What is needed
Within the data below, find the string "JSON" and return each line where it occurs.

Data provided
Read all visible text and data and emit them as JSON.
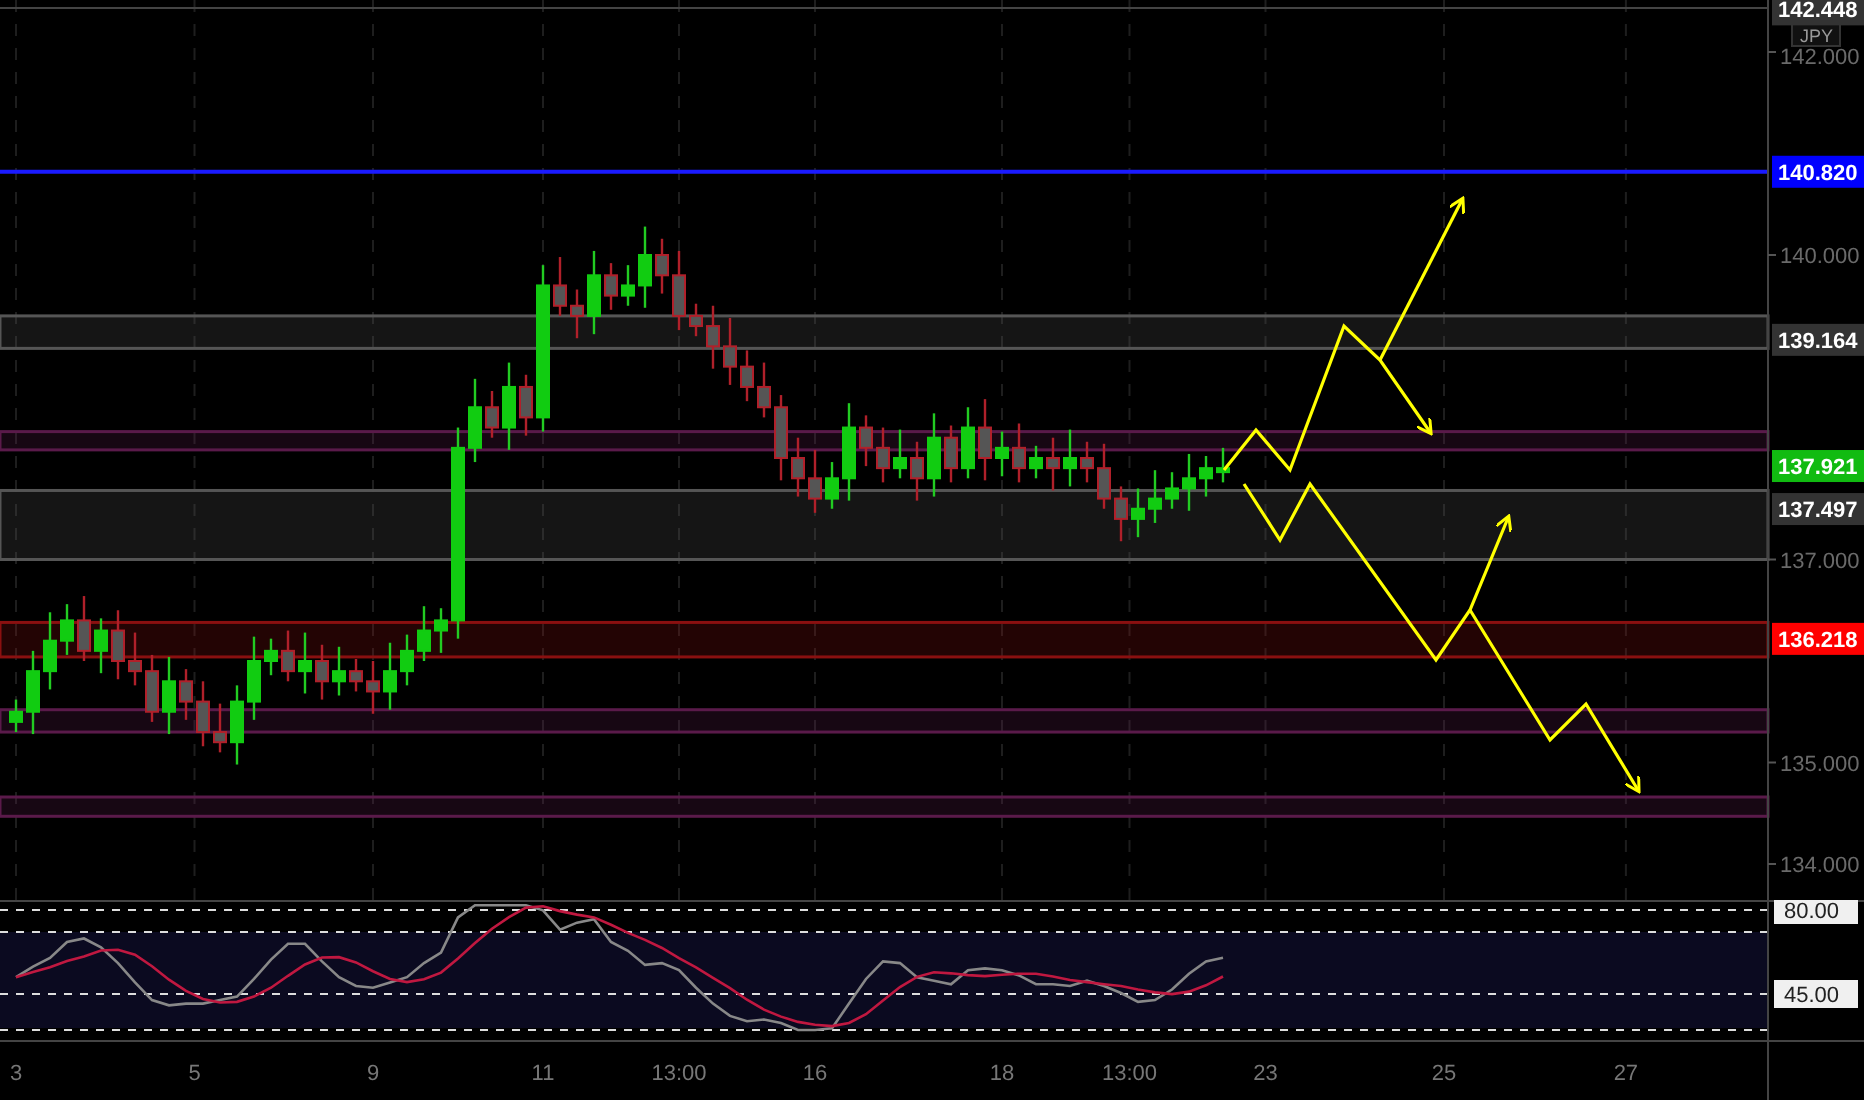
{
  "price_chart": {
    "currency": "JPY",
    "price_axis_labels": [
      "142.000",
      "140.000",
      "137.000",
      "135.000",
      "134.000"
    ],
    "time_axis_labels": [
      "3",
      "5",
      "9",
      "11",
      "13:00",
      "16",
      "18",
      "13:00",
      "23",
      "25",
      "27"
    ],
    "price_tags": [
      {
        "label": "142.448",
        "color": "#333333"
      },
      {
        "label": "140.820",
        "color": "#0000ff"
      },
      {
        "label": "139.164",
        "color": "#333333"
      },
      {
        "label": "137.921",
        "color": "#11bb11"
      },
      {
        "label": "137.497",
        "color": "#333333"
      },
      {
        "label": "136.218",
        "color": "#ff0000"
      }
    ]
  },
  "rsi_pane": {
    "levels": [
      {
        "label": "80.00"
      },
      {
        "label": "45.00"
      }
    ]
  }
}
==
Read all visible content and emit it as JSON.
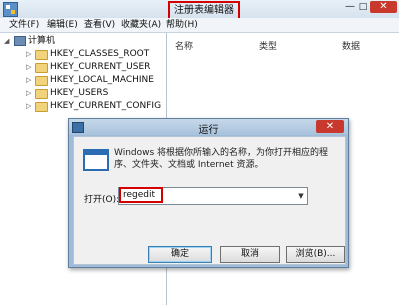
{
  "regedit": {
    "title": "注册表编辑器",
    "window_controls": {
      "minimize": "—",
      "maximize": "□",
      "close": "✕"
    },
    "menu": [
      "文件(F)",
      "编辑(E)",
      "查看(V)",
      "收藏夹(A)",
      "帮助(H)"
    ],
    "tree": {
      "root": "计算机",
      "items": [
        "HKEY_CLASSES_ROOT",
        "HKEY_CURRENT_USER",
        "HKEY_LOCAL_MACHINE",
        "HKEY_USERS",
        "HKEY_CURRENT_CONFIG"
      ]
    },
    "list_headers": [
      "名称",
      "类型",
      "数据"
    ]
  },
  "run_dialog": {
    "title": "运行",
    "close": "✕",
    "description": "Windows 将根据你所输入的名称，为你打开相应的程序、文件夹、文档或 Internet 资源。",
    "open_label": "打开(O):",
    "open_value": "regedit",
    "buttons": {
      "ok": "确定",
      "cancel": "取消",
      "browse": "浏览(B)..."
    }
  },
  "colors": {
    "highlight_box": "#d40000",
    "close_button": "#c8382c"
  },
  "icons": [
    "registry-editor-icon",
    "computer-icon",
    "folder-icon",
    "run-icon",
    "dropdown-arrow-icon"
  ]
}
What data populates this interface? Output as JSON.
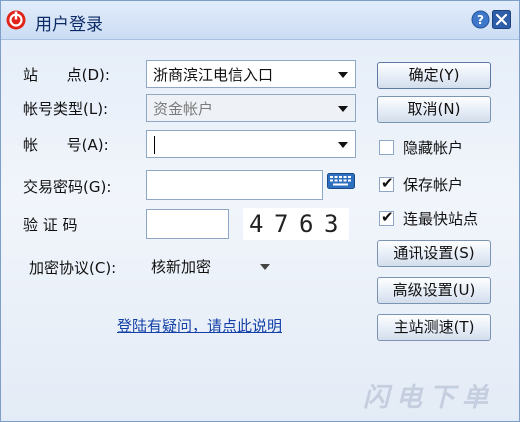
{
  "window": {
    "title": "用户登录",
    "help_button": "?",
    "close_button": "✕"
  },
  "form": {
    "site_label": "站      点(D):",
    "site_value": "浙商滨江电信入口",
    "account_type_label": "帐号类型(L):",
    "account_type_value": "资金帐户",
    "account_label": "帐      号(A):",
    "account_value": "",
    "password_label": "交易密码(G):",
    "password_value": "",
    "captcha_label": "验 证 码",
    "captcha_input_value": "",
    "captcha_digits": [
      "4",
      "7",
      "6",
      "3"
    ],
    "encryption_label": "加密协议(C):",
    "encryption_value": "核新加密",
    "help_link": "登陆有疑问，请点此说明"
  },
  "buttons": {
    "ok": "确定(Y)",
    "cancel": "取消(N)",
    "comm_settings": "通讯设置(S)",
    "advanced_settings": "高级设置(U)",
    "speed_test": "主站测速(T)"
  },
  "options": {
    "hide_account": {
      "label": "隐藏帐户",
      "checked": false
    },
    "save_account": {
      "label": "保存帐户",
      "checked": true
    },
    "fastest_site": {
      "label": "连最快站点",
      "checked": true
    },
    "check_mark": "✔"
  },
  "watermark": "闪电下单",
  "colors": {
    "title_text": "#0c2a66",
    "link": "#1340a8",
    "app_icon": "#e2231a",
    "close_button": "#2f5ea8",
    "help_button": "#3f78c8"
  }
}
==
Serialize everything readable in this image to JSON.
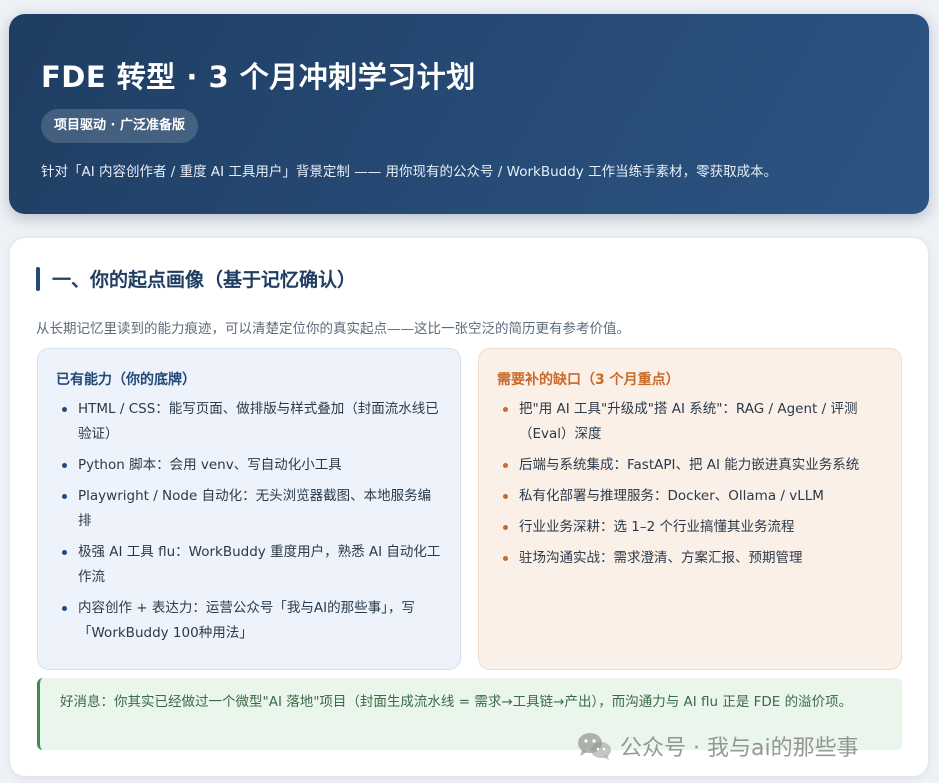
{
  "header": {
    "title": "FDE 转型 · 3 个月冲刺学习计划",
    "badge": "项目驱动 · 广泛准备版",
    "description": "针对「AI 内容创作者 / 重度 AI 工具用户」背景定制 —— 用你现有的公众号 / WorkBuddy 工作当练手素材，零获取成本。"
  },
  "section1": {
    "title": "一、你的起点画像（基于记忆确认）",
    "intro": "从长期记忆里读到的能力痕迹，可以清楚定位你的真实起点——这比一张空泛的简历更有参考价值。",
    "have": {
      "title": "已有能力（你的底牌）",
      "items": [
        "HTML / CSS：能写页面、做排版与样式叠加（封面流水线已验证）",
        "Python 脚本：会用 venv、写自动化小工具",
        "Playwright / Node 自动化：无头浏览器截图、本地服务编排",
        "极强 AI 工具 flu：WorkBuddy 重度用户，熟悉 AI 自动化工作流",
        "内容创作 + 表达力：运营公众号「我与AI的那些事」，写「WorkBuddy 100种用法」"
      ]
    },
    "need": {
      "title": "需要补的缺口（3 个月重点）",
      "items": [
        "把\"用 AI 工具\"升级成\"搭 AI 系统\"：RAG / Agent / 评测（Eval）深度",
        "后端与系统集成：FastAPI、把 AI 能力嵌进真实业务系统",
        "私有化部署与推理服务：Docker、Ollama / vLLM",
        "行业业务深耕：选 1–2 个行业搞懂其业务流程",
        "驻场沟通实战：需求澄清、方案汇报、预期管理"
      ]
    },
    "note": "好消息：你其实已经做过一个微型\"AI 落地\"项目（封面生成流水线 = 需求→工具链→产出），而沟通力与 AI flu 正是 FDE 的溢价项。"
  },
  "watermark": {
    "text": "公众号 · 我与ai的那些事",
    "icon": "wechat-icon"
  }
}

Finished exercise
Read all visible text and data and emit them as JSON.
Read all visible content and emit it as JSON.
What data populates this interface? Output as JSON.
Serialize everything readable in this image to JSON.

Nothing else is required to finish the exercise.